▸ Data under study
____________________

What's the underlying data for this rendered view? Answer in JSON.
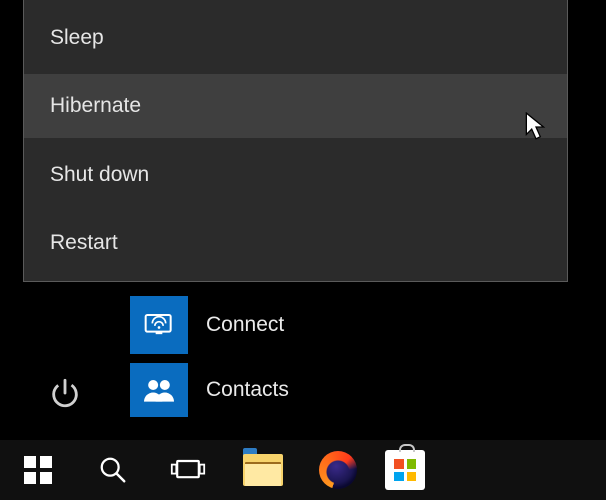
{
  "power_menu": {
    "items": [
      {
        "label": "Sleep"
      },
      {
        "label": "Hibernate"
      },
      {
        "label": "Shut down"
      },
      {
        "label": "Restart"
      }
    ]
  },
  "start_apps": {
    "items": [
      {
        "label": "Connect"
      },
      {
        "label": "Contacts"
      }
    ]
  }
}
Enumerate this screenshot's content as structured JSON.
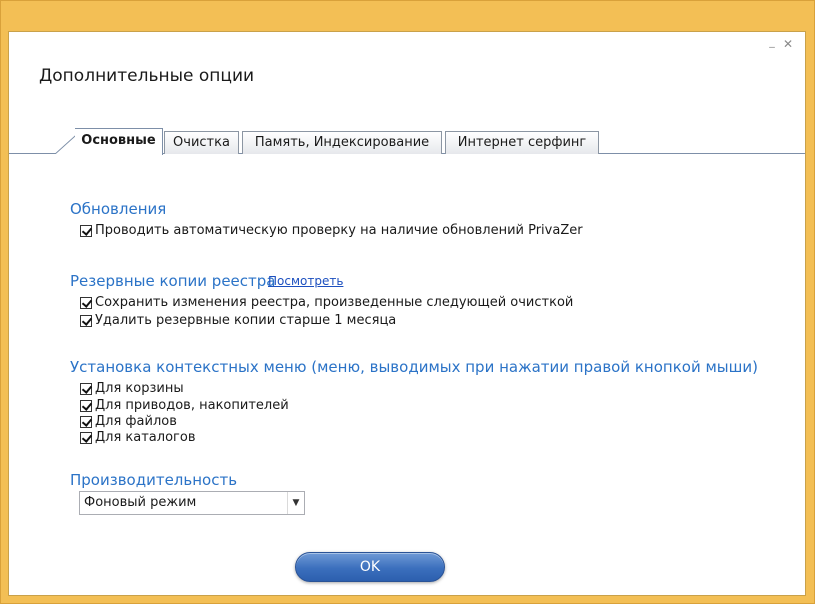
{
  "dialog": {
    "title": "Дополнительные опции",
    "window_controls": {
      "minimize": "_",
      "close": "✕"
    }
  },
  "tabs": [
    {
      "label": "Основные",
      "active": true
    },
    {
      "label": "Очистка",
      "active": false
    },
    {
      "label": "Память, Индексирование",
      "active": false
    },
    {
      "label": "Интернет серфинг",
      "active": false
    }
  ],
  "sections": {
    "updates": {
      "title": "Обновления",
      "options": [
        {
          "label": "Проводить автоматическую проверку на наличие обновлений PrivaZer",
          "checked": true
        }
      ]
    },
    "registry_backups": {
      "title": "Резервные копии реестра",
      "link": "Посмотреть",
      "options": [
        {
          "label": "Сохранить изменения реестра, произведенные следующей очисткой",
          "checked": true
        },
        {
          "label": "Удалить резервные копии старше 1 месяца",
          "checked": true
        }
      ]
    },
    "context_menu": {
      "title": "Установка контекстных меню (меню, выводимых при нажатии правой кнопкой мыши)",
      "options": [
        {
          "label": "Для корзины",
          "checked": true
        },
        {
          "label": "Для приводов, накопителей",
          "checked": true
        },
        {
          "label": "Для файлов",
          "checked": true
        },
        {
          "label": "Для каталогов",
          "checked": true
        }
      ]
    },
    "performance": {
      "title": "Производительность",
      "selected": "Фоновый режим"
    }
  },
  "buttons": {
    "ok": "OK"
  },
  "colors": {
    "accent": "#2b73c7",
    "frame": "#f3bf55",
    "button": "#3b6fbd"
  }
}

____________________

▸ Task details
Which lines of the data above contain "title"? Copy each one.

▸ Response area
    "title": "Дополнительные опции",
      "title": "Обновления",
      "title": "Резервные копии реестра",
      "title": "Установка контекстных меню (меню, выводимых при нажатии правой кнопкой мыши)",
      "title": "Производительность",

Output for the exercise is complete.